Child Custody – What happens when a Parent is a Drug User?
One of the most contentious issues between divorcing parents is child custody. Even though it can be difficult, Georgia law prefers divorcing parents to make their own parenting plan, with the assistance of their attorneys. The plan must be approved by the court who will make certain the plan is in the best interest of the children.
When there are allegations that one parent uses drugs, the court will evaluate the entire case, using the same “best interest of the children” standard. There are no presumptions as to which parent is more likely to get full custody or of what form of custody is the best. Just because one parent is allegedly using, has used in the past or is currently using drugs does not automatically disqualify them from having one form of custody. In making custody decisions, a judge, not a jury, considers “all relevant evidence.”
Impact of Drug Use on the Court’s Custody Decision
When one of the parents is a drug user, whether addicted or not, the court has a difficult decision to make. It must balance the problem of the parent who is using, or has a history of using drugs, with the child’s right to have a relationship with both parents. Georgia law provides the court with a list of factors to use as a guide when making custody decisions.
Statutory factors the court considers in making child custody decisions
In determining what is in the best interest of the child, Georgia Code, Section 19-9-3 lists a number of factors a court may use when making child custody decisions. When a parent is a drug user, some factors may receive particular attention, including:
- The mental and physical health of each parent.
- The parents’ involvement in the child’s life.
- The love and affection and bond between the parent and the child.
- The capacity of each parent to provide love and affection to the child.
- The capacity of the parent to provide the necessary care for the child including food, shelter, clothing and necessities of daily living.
- Parent’s history and performance in taking care of the child.
- The criminal history of either parent.
- Any evidence of substance abuse by either parent.

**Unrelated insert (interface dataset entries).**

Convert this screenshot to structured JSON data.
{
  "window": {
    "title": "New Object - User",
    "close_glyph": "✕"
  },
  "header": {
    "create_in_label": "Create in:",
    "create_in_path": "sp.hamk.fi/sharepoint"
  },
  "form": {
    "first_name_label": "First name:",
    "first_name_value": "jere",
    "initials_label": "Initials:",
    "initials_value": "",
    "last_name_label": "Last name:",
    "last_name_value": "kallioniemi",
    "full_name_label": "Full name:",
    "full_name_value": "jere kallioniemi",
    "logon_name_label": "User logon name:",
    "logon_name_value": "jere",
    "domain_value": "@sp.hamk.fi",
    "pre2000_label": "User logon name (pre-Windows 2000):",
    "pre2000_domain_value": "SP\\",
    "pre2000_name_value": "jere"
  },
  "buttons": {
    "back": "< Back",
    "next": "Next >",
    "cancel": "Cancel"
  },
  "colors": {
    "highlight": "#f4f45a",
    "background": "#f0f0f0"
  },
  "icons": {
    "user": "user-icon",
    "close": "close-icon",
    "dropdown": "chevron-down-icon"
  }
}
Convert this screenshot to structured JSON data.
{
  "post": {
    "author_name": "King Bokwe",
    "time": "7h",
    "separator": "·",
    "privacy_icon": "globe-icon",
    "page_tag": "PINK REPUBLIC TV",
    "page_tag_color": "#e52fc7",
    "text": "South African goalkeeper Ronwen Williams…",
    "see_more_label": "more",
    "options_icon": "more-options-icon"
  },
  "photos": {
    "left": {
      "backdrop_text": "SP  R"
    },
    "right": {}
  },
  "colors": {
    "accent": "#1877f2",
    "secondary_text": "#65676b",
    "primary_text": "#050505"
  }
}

- Has the drug using parent ever specifically placed the children in harm’s way?
- Does the drug using parent become violent when using?
- Any other relevant factors.
Other relevant factors the court will consider
The court will consider all evidence concerning the impact of the drug use. Some examples include:
- Is the parent really using drugs, or is just an allegation by the other parent in an attempt to obtain sole custody?
- Have there been criminal charges filed relevant to the drug use?
- Has the drug using parent ever put the children in physical danger?
- Is the drug using parent still using? If so, does the using parent have documentation of any ongoing rehabilitation efforts along with evidence of a support system of friends and family?
- How recent was the drug use? If it was recent, it will have more of a negative impact on the drug-using parent who is trying to obtain custody. If it was a long time ago, and the parent can show evidence of rehabilitation, it may have little effect on the custody decision.
- Why a continuing relationship with the children is still in the best interest of the child despite the drug use.
Possible Court Orders
The court has the discretion to fashion an order that will allow the continuance of the parent/child relationship, while at the same time, make certain the safety of the child is protected. If a criminal case is pending, the court may postpone the family court proceedings until that case is resolved.
The court may award primary physical custody to the non-using parent with the using parent receiving parenting time. Likely, the using parent will have supervised parenting time with a graduated plan to allow for unsupervised parenting time. Further, the using parent may be required to pass a drug test before being allowed parenting time with the child. The court may even order the using parent to show proof of participation in substance abuse treatment program. Finally, the court may agree to re-evaluating the custody order in a certain period of time so the using parent will have time to resolve their drug problem.
Whether you are a parent who has a drug use problem and are fighting for custody of your child or children, or you are a parent alleging the other parent has a drug use problem, contact our family law child custody attorneys at Georgia Trial Attorneys. We offer a free consultation.